I also read a fine new book by Kip Kosek entitled Acts of Conscience, a thoughtful history of the development of Christian political pacifism in the early 20th-century United States. Kosek had been in touch with me about my wife’s grandfather, Rev. John Haynes Holmes, one of the key figures in the movement and perhaps the person most responsible for introducing Gandhian ideas to this country. I also finally found time to read a splendid academic autobiography, Doors Open, by my English friend Barry Supple, a distinguished economic historian and academic/philanthropic administrator.
I don’t read many novels during the school year, so I indulge myself during the summer. The best of these, one I had meant to read long ago, was Jeffrey Eugenides’ Middlesex, a brilliantly written fictional narrative. I also enjoyed Nicole Mones’ The Last Chinese Chef, suggested to me by Anne Kenney of Cornell — although it made me very hungry throughout. I try to keep up with the novels by Jonathan Rabb, the son of my colleague Ted — the latest, a mystery set in pre-World War II Berlin, is called Shadow and Light. Not Jonathan’s best, but quite good. And I always enjoy the mysteries of Martin Cruz Smith, so I was happy to pick up Havana Bay in the Tamworth Town Library — a great read that brought me back to one of my favorite cities. I tried to read the latest Robert Hellenga (The Italian Lover), since I had enjoyed his earlier novels so much, but this one struck me as being a rather lame reprise to his fine The Sixteen Pleasures. Finally, I am now reading a wonderful reprise, David Guterson’s Other, which takes me back to Snow Falling on Cedars.

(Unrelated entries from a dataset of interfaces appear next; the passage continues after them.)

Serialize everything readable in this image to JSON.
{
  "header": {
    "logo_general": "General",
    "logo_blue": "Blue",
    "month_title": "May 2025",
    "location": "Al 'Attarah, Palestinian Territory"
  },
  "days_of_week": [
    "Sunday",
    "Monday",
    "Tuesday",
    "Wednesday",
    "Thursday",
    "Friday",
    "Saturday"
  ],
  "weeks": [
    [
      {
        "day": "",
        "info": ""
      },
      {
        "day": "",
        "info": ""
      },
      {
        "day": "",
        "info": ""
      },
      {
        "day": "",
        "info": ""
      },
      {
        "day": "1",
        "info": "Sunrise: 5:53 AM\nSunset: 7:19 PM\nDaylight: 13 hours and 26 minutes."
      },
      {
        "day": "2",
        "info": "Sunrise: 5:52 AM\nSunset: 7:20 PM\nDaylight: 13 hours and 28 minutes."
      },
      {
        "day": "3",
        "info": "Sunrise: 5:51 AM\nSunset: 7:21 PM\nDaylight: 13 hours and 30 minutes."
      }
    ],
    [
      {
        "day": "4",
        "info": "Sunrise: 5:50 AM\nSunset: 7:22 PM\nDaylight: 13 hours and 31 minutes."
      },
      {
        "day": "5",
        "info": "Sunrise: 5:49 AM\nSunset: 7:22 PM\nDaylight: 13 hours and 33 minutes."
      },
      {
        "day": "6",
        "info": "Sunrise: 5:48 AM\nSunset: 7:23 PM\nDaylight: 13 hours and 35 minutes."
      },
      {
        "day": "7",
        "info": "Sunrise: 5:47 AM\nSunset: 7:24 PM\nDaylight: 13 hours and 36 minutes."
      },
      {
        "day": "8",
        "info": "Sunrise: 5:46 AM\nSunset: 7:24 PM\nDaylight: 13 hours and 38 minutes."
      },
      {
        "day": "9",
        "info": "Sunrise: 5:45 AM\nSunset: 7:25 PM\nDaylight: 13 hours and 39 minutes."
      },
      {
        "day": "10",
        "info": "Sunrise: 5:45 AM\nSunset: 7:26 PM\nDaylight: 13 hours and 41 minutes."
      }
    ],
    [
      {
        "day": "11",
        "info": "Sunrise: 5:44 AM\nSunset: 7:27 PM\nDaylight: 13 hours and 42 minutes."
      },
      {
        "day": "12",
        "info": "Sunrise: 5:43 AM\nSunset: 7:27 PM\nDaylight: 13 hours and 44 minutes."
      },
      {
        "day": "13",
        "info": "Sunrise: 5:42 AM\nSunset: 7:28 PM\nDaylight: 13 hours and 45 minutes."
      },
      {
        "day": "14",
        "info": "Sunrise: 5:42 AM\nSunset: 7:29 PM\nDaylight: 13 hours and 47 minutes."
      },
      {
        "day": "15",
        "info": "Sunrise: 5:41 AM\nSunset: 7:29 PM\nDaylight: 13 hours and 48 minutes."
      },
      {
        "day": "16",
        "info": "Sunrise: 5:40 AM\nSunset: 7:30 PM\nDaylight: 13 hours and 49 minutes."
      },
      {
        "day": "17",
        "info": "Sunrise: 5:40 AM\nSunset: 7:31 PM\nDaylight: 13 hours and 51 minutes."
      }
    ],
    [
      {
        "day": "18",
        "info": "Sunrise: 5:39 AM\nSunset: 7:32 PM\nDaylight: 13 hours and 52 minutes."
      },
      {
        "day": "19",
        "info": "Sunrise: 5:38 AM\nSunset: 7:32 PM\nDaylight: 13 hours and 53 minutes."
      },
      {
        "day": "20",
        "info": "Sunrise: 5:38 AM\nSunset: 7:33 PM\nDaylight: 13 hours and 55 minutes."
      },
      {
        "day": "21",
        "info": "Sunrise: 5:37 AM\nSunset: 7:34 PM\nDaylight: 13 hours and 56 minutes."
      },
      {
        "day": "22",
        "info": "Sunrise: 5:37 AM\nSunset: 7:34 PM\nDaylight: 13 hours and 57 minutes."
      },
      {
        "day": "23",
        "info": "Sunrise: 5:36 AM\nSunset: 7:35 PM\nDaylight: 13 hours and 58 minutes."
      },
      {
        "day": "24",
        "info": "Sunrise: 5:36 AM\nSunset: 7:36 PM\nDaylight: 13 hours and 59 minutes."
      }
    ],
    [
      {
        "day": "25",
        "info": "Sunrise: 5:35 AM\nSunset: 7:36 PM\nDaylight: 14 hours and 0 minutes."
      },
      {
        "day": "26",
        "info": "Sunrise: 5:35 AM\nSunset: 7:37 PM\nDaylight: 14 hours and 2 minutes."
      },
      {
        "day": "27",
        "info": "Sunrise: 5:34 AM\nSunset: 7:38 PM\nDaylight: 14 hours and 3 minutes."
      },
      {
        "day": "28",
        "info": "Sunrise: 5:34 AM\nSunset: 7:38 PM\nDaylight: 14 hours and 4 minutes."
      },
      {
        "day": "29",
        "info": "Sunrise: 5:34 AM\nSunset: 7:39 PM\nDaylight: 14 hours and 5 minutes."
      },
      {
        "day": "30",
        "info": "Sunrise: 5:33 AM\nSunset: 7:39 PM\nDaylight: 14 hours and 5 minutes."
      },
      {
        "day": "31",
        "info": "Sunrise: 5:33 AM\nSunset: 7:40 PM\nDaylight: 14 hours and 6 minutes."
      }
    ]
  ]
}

Now I am happily back to writing the first fall letters of recommendation, and preparing my two undergraduate classes for this fall. I hope your reading was as pleasurable — give or take!